There also needs to be an investment in local services to deliver an entitlement to flexible daycare from the age of one, extending across a full working day and for 48 weeks of the year.

Finally, the report urges that more state subsidies be directed at service providers, as this is the most effective way to deliver access to high quality childcare, regardless of parents’ ability to pay.

Julia Margo, chief executive at the Family and Childcare Trust said: ‘Our ambitious proposal for a simplified funding system could tackle many of the barriers low income families experience when they try to access childcare and help them move into work.
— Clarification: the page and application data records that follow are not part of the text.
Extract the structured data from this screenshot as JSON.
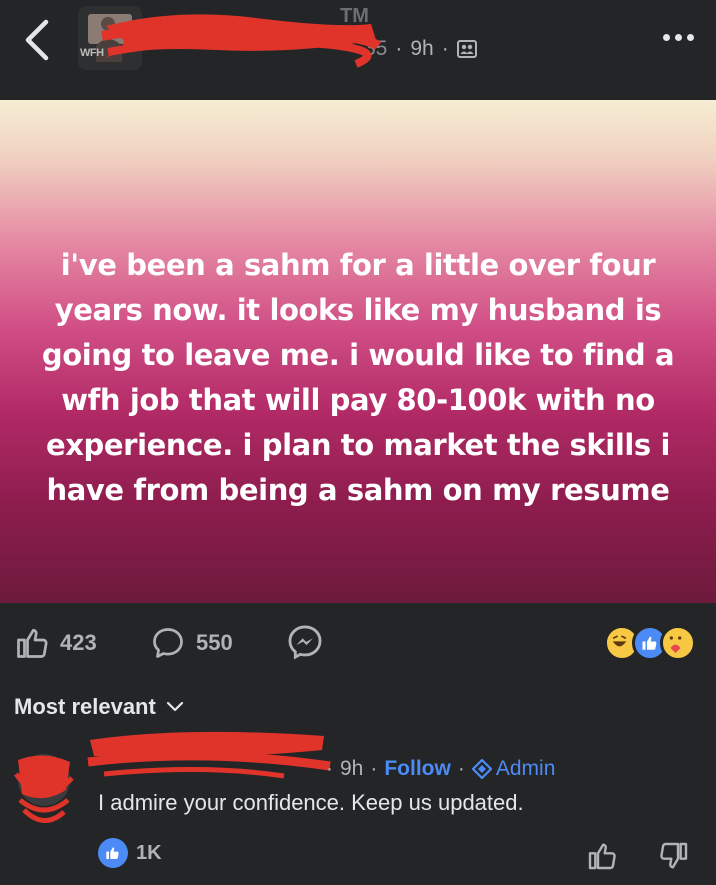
{
  "header": {
    "avatar_label": "WFH",
    "faint_text": "TM",
    "meta_partial": "35",
    "time": "9h",
    "separator": "·"
  },
  "post": {
    "text": "i've been a sahm for a little over four years now. it looks like my husband is going to leave me. i would like to find a wfh job that will pay 80-100k with no experience. i plan to market the skills i have from being a sahm on my resume",
    "likes": "423",
    "comments": "550",
    "reaction_icons": [
      "laugh-emoji",
      "like-emoji",
      "care-emoji"
    ]
  },
  "sort": {
    "label": "Most relevant"
  },
  "comment": {
    "time": "9h",
    "follow_label": "Follow",
    "admin_label": "Admin",
    "text": "I admire your confidence. Keep us updated.",
    "like_count": "1K"
  },
  "colors": {
    "background": "#242526",
    "accent": "#4c8bf5",
    "redaction": "#e0342b"
  }
}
‘Evidence shows that sufficient funding for a high quality childcare system brings fiscal benefits in the longer term – through children’s attainment, increased maternal employment, higher tax intake and lower welfare payments.’
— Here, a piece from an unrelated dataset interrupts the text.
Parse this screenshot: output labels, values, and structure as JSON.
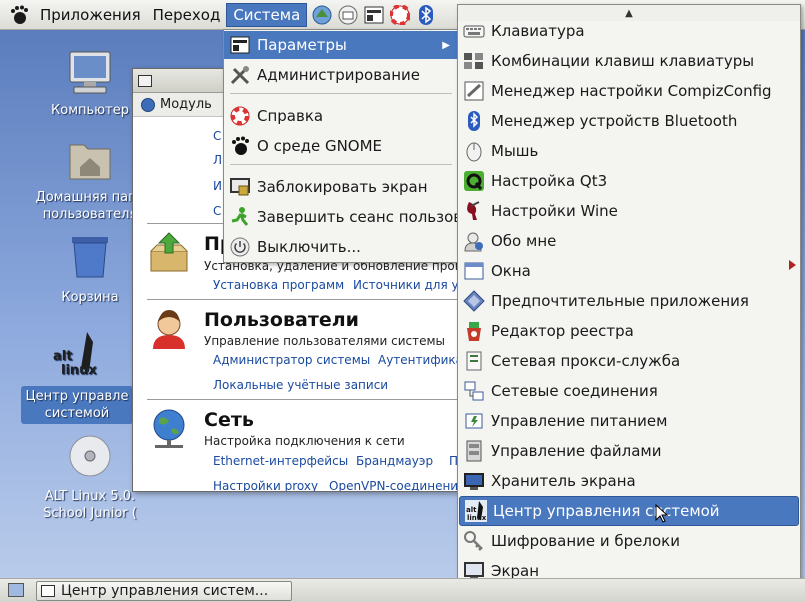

SIGN UP
For your free daily news bulletin
Highways jobs

Senior Assistant to the Leader

Royal Borough of Greenwich
£33324 - £35751 per annum + n/a
Communities, Environment and CentralCorporate Governance & Democratic ServicesSenior Assistant to the Leader, Leader's Office PO1 (£33,324- £35,751) T England, London, Woolwich
Recuriter: Royal Borough of Greenwich

Early Support Consultant

Kirklees Metropolitan Council
£31,346 - £33,782
We are looking to hire candidates with experience of Whole Family Working and the Supporting Families program to join us as... Kirklees, West Yorkshire
Recuriter: Kirklees Metropolitan Council

Governance Officer

Kirklees Metropolitan Council
£23,080 - £24,491
As a Governance Officer, you will work as part of the Homes and Neighbourhoods team that... Kirklees, West Yorkshire
Recuriter: Kirklees Metropolitan Council

Head of Finance and Customer Services (S151)

North West Leicestershire District Council
Salary to £67k (plus £3k car allowance)
As a large and successful district council, North West Leicestershire has every reason to be confident about the future. Coalville, Leicestershire
Recuriter: North West Leicestershire District Council

Community Co-Ordination Manager

Kirklees Metropolitan Council
£37,890 - £39,880
Do you want to be a part of a high performing team, developing creative projects that benefit the community? Kirklees, West Yorkshire
Recuriter: Kirklees Metropolitan Council

Public Property

Latest issue - Public Property News

This issue of Public Property examines how how flexible workspaces can lead the way in regeneration for local authorities, Why local authority intervention is key to successful urban regeneration schemes and if the Government’s challenge of embracing beauty is an opportunity for communities.

The March issue also takes a closer look at Blackburn with Darwen Council's first digital health hub to help people gain control over health and care services.

Register for your free digital issue